**Task data**
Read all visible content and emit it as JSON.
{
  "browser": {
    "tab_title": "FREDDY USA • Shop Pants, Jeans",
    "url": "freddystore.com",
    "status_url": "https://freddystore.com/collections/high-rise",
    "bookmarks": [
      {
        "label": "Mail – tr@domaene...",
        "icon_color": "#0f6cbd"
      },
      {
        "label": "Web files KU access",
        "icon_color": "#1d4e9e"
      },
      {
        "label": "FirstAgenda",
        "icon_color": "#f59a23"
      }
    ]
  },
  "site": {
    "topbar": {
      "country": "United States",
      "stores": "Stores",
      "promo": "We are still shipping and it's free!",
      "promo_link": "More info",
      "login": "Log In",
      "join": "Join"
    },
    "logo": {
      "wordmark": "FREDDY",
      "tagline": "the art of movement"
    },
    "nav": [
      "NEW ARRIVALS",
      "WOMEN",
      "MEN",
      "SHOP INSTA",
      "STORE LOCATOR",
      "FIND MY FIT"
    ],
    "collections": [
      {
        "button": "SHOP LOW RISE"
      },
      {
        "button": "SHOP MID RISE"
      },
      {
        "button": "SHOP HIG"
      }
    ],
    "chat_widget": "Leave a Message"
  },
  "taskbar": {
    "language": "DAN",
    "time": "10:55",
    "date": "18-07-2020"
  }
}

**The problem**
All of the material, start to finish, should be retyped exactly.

**Exercise solution**
Read all visible content and emit it as JSON.
{
  "browser": {
    "tab_title": "FREDDY USA • Shop Pants, Jeans",
    "url": "freddystore.com",
    "status_url": "https://freddystore.com/collections/high-rise",
    "bookmarks": [
      {
        "label": "Mail – tr@domaene...",
        "icon_color": "#0f6cbd"
      },
      {
        "label": "Web files KU access",
        "icon_color": "#1d4e9e"
      },
      {
        "label": "FirstAgenda",
        "icon_color": "#f59a23"
      }
    ]
  },
  "site": {
    "topbar": {
      "country": "United States",
      "stores": "Stores",
      "promo": "We are still shipping and it's free!",
      "promo_link": "More info",
      "login": "Log In",
      "join": "Join"
    },
    "logo": {
      "wordmark": "FREDDY",
      "tagline": "the art of movement"
    },
    "nav": [
      "NEW ARRIVALS",
      "WOMEN",
      "MEN",
      "SHOP INSTA",
      "STORE LOCATOR",
      "FIND MY FIT"
    ],
    "collections": [
      {
        "button": "SHOP LOW RISE"
      },
      {
        "button": "SHOP MID RISE"
      },
      {
        "button": "SHOP HIG"
      }
    ],
    "chat_widget": "Leave a Message"
  },
  "taskbar": {
    "language": "DAN",
    "time": "10:55",
    "date": "18-07-2020"
  }
}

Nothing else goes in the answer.